*** Block opens ***

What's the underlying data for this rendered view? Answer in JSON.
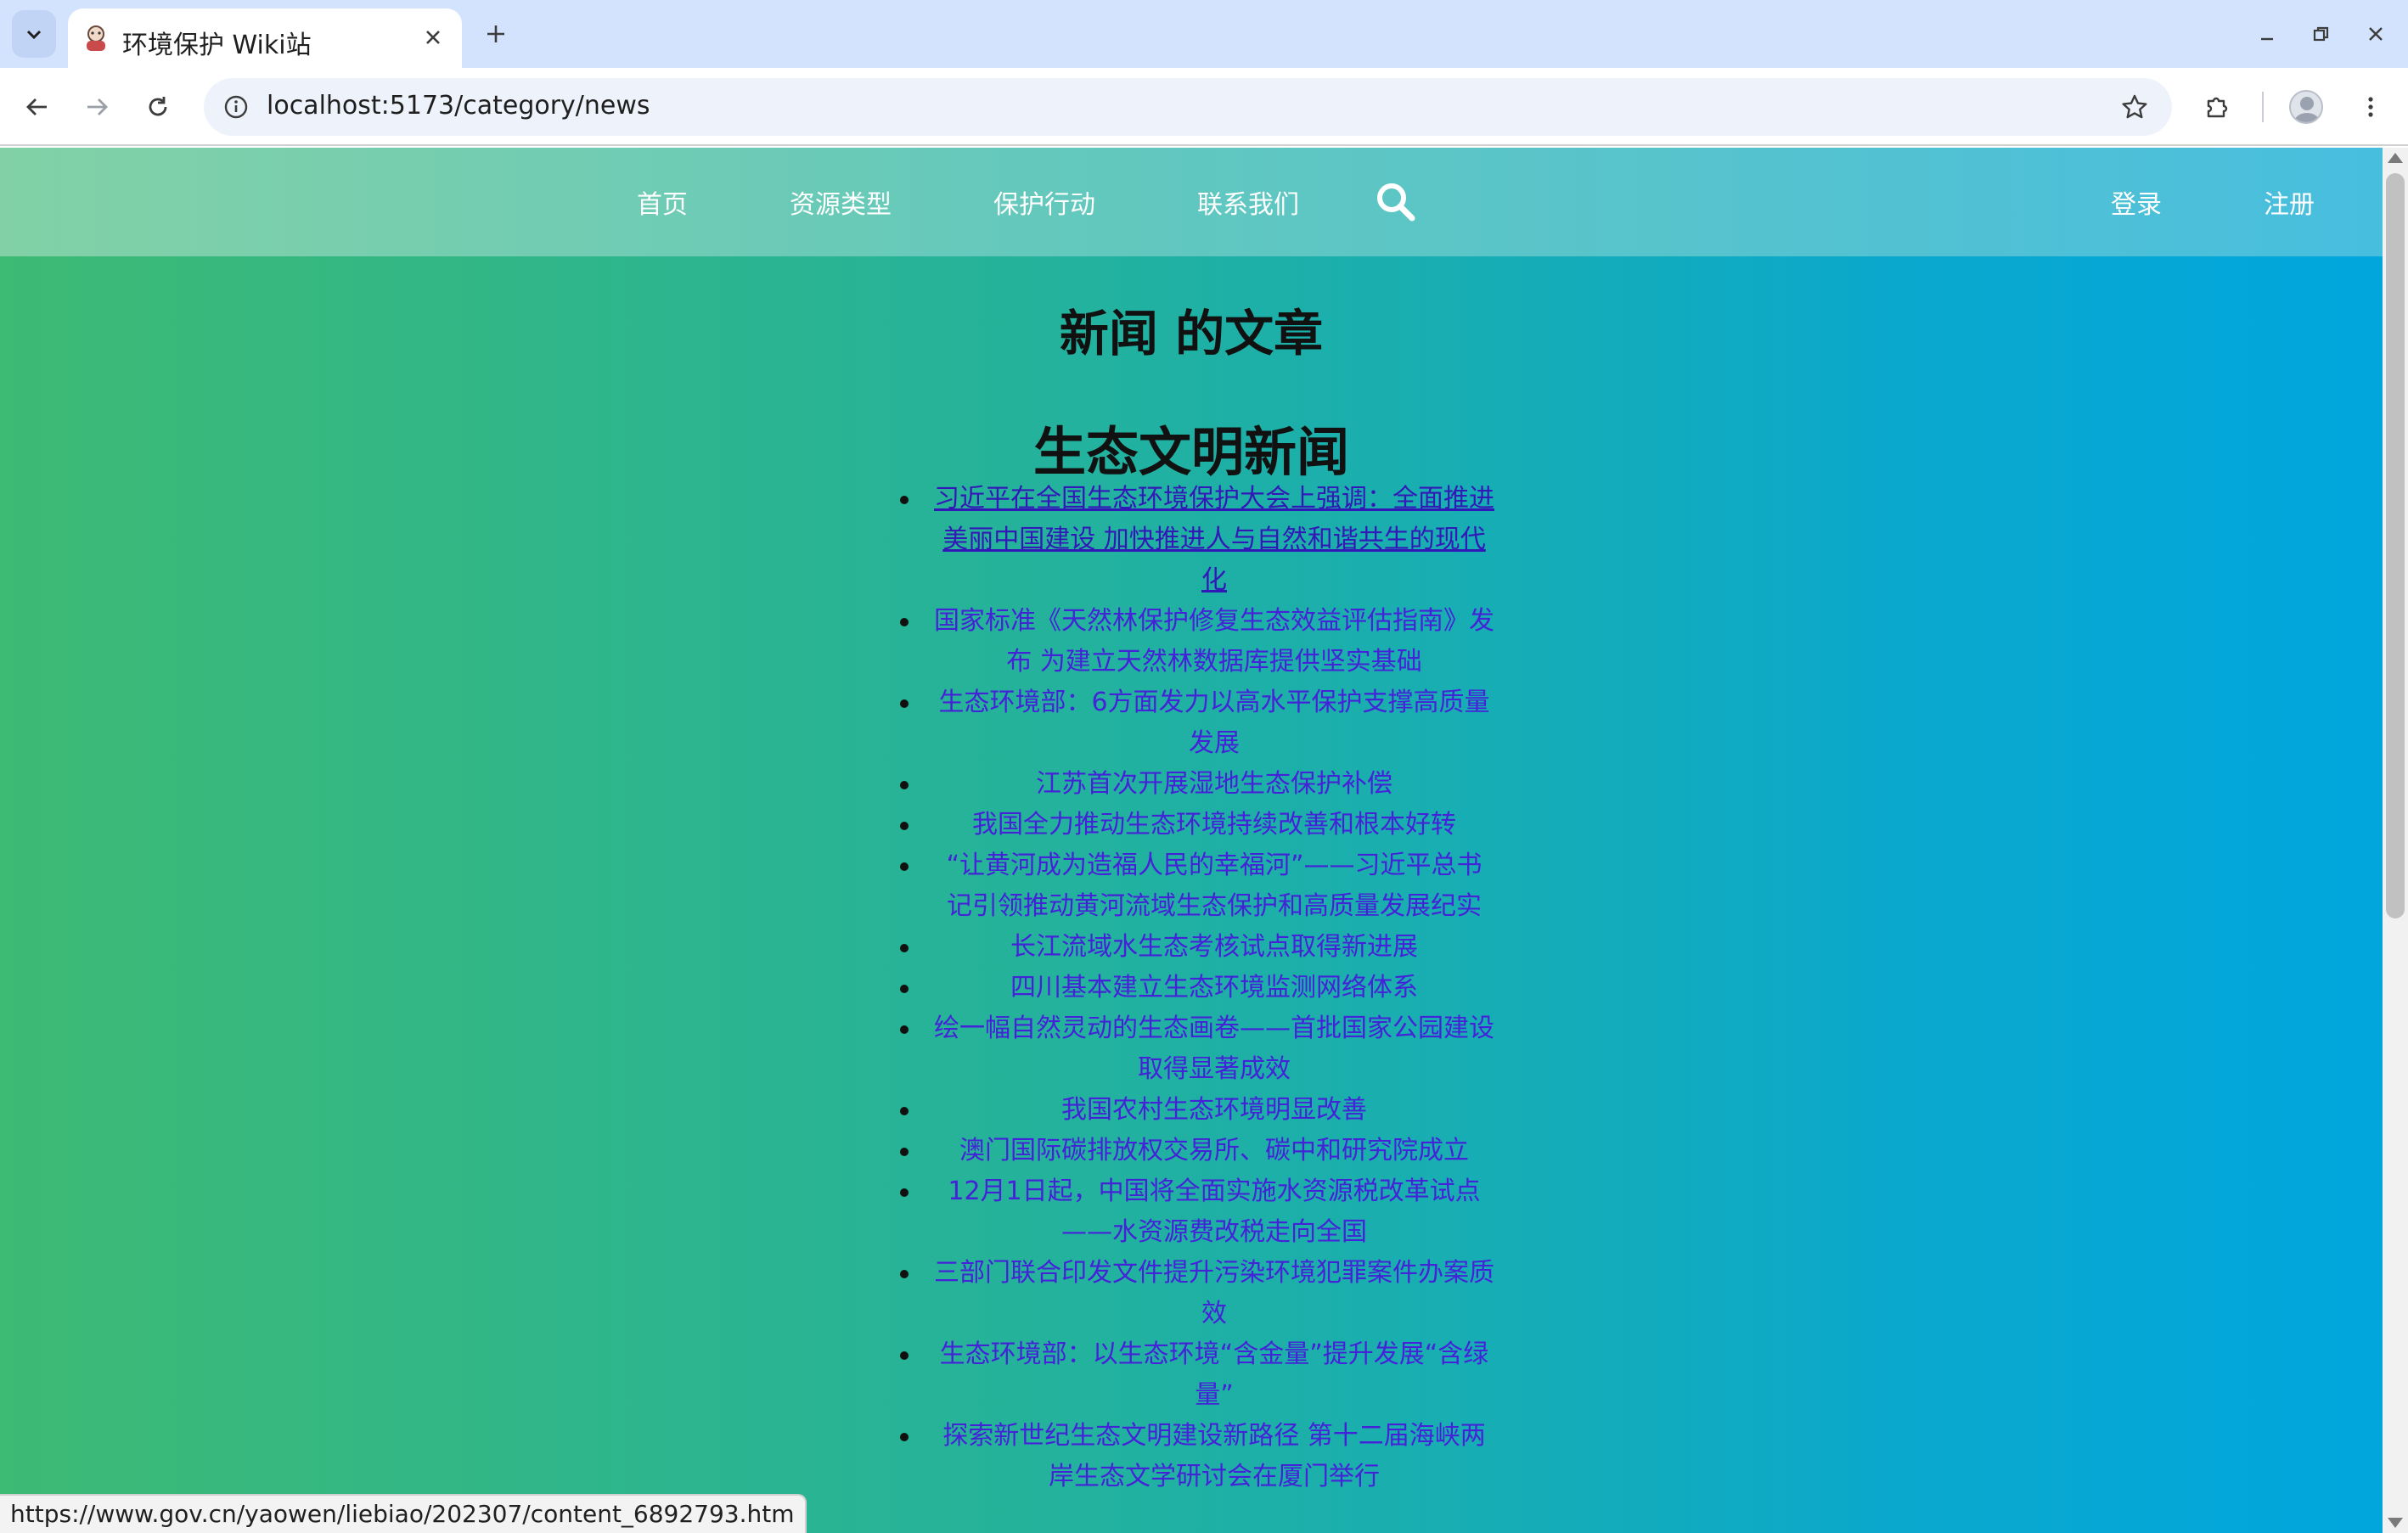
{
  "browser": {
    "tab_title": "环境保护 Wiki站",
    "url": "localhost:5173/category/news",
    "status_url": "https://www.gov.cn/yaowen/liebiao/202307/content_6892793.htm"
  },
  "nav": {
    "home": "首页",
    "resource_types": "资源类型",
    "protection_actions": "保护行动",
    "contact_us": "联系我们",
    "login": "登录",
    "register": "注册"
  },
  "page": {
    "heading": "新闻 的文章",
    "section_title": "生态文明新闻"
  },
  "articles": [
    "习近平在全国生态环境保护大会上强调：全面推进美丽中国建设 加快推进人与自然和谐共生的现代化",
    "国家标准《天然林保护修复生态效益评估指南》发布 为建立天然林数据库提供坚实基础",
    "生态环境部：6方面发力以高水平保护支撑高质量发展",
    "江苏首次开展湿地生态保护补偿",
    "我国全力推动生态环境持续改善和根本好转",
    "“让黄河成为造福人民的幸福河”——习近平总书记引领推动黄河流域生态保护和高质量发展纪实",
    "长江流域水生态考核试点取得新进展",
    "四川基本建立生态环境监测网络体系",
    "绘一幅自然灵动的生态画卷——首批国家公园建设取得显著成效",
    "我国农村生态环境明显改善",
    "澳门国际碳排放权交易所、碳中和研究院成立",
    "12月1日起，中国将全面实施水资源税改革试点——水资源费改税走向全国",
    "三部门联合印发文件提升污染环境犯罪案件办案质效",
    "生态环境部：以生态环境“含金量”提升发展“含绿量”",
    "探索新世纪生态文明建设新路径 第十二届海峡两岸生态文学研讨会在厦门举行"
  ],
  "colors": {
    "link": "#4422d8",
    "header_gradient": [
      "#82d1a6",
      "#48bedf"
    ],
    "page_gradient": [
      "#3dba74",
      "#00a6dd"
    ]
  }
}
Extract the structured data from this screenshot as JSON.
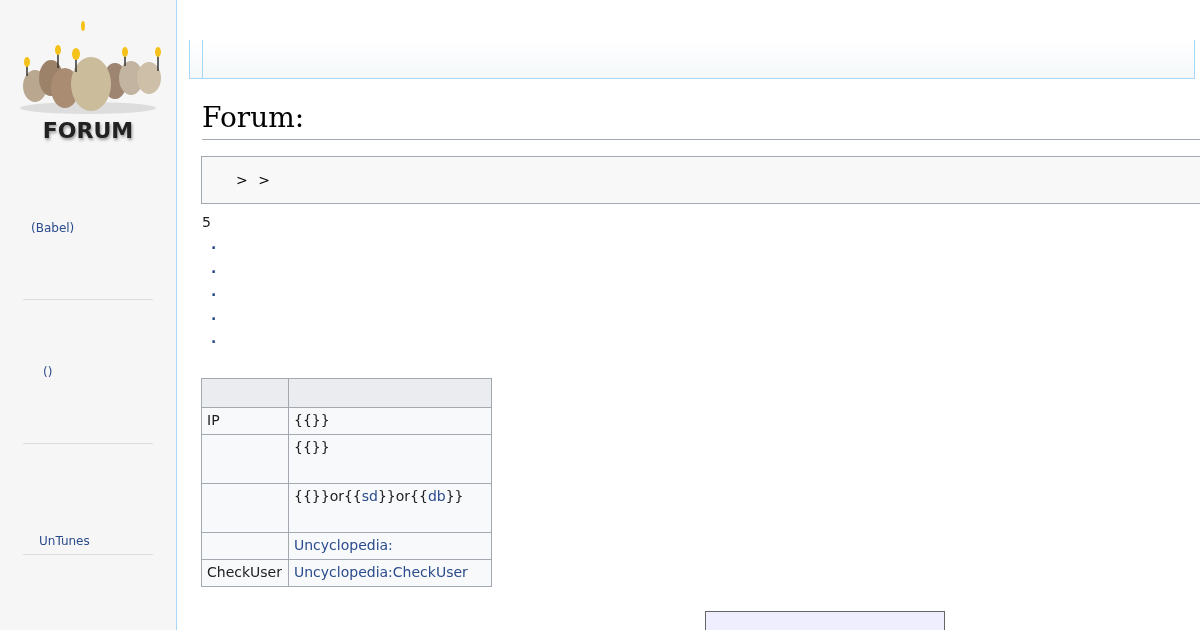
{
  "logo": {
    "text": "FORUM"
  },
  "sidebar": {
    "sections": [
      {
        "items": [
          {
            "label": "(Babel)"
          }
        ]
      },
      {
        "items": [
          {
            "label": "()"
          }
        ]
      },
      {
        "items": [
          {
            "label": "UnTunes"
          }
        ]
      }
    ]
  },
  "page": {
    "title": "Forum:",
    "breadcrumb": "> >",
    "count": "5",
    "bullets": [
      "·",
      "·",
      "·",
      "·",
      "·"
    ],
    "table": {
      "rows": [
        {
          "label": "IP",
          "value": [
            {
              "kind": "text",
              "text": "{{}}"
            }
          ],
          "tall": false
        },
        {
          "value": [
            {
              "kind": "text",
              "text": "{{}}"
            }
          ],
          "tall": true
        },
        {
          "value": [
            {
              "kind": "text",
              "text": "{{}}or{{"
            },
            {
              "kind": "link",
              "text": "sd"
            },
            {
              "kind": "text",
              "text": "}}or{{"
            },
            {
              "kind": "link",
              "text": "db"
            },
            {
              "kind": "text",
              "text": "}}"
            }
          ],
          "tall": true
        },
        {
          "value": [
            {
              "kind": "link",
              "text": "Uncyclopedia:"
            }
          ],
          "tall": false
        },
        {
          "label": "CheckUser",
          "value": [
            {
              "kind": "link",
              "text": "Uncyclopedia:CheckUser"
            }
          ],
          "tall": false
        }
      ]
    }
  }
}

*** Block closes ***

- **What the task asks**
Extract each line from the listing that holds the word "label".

- **Task response**
            "label": "(Babel)"
            "label": "()"
            "label": "UnTunes"
          "label": "IP",
          "label": "CheckUser",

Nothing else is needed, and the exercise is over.